▸ ASSIGNMENT: Wherever the string "JSON" turns up in the data, copy the whole line.

▸ Items from an interface collection:
Content starts
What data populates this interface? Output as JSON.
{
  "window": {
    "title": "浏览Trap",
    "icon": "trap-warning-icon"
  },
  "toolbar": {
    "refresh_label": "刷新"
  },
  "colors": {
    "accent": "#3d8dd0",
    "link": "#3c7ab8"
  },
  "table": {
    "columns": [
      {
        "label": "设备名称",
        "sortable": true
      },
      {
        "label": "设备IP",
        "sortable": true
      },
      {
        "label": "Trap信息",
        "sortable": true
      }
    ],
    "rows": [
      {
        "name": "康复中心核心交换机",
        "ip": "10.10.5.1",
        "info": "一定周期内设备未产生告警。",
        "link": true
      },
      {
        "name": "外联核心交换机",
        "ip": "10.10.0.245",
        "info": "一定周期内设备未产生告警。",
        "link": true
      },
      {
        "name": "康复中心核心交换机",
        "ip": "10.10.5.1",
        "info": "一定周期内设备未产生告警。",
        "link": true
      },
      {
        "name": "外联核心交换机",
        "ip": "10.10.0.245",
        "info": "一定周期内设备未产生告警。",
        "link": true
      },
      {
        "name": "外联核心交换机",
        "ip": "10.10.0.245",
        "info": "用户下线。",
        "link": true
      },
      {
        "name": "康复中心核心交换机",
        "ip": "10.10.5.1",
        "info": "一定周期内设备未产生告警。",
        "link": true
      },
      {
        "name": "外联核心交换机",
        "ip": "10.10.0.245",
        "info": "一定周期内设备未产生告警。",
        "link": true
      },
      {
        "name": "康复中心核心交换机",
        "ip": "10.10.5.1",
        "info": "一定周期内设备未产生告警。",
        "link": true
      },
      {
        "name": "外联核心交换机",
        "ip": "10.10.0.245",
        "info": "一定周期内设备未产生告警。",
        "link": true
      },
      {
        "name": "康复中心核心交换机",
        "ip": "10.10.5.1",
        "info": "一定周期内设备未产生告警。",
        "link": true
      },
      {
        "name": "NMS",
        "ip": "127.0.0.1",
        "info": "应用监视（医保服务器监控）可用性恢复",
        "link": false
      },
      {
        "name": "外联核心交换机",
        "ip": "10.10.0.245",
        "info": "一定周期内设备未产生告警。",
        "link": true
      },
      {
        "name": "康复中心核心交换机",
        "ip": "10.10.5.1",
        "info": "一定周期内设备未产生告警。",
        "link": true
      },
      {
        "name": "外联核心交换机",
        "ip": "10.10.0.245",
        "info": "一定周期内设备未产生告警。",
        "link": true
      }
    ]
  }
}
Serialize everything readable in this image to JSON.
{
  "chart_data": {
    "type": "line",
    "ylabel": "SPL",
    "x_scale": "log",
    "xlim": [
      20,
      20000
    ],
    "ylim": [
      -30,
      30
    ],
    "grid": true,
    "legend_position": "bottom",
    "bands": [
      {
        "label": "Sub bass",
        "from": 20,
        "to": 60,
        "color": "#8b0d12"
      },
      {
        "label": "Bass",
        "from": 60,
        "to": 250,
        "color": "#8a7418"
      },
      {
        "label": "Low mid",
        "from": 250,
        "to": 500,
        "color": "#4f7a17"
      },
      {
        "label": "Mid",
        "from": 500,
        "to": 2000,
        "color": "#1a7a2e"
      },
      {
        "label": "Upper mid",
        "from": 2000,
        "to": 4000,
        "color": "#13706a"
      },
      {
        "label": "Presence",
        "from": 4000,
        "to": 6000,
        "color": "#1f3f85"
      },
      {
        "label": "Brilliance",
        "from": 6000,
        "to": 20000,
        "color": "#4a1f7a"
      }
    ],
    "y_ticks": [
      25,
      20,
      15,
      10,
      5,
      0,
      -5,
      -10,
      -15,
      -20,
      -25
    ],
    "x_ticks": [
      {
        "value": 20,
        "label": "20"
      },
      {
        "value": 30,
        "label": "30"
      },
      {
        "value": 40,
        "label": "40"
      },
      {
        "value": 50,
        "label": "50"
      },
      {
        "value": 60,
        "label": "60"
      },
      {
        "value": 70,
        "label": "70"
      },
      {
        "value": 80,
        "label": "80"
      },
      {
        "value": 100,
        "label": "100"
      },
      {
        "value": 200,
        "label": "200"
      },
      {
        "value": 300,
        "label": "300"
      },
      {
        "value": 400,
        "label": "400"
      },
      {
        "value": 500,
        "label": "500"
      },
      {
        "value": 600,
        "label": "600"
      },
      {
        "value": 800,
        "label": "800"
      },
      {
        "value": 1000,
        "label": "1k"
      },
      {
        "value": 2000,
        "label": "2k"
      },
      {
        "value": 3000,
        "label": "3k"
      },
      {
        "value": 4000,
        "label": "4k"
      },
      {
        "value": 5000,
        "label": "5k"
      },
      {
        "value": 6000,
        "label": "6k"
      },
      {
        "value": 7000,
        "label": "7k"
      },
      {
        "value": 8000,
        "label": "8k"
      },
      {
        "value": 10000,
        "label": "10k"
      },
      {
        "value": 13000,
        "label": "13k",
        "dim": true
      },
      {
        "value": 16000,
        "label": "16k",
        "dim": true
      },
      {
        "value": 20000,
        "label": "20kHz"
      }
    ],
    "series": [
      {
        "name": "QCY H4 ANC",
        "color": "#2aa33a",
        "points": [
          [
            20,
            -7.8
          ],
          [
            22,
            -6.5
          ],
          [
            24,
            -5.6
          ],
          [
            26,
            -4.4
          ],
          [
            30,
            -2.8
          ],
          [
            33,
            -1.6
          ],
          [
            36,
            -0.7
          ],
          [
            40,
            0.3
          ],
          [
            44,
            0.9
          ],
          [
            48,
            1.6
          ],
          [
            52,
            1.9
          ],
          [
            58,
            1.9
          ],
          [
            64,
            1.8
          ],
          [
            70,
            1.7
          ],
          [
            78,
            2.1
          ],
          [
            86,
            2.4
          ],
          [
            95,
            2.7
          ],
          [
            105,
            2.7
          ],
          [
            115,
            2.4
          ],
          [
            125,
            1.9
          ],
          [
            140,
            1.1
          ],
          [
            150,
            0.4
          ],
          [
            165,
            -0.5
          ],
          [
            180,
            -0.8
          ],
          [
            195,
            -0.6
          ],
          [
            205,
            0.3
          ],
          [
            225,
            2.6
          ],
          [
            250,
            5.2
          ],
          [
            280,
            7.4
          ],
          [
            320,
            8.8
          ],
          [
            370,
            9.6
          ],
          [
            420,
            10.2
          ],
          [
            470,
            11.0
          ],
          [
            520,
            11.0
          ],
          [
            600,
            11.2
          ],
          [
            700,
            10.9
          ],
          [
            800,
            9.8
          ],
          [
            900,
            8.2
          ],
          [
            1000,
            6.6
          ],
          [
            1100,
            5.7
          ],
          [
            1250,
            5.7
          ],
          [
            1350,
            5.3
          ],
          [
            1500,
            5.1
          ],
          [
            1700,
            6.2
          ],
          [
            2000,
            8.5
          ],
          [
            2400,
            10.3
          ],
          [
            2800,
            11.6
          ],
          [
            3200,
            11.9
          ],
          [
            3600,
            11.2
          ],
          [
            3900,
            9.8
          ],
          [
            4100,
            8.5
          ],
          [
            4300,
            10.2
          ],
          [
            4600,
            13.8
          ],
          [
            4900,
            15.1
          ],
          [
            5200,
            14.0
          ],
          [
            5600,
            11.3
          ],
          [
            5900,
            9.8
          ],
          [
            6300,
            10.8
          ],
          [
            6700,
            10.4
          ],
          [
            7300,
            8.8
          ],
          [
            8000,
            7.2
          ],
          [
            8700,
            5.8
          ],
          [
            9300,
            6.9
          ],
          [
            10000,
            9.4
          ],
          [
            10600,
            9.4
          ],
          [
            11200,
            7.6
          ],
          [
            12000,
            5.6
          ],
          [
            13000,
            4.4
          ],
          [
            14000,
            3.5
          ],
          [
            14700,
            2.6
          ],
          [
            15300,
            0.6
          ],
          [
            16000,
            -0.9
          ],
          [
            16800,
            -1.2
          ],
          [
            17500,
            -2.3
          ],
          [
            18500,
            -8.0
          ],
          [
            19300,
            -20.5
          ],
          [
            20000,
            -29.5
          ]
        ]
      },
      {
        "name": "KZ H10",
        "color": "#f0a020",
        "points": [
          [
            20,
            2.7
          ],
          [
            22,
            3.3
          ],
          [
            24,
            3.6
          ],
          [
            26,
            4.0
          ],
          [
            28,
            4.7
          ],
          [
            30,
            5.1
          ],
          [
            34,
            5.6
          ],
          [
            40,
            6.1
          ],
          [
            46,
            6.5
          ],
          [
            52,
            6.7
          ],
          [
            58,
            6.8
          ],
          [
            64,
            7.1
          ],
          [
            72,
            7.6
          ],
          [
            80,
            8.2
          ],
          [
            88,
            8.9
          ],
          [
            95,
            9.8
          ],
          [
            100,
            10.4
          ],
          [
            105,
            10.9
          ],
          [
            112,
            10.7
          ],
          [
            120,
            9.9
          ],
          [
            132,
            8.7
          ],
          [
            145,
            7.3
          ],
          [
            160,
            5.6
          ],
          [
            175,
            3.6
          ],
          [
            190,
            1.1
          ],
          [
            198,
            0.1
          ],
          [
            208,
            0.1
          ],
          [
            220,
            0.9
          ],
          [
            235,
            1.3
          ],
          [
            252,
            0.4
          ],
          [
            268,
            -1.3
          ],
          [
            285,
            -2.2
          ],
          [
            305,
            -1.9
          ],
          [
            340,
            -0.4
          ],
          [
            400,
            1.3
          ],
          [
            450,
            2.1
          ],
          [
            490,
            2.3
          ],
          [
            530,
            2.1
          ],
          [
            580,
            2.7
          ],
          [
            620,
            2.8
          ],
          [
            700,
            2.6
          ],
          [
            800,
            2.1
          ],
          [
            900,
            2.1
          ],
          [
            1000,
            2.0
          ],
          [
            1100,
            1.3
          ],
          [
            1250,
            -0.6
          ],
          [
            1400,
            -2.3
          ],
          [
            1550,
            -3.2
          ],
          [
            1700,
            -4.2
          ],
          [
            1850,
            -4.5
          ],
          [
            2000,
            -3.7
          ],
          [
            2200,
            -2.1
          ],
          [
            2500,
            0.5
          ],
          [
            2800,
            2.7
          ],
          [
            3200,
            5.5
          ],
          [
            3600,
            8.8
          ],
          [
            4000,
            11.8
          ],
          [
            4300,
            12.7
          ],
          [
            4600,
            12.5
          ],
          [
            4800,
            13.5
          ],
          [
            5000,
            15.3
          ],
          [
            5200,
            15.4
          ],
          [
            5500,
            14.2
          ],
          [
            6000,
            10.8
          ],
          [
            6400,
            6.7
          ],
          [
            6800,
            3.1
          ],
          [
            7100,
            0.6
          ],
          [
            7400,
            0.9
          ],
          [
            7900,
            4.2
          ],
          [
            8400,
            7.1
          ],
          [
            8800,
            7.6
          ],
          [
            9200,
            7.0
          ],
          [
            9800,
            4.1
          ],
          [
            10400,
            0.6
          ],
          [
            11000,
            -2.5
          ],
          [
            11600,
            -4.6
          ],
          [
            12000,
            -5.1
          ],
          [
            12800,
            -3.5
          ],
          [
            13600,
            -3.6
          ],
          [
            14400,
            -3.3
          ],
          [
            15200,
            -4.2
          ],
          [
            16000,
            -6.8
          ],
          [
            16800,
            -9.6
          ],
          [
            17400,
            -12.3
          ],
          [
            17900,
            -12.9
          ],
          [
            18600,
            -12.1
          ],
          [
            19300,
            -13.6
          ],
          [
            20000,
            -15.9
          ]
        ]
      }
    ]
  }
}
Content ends
▸ COMPLETED EXERCISE:
What data populates this interface? Output as JSON.
Serialize everything readable in this image to JSON.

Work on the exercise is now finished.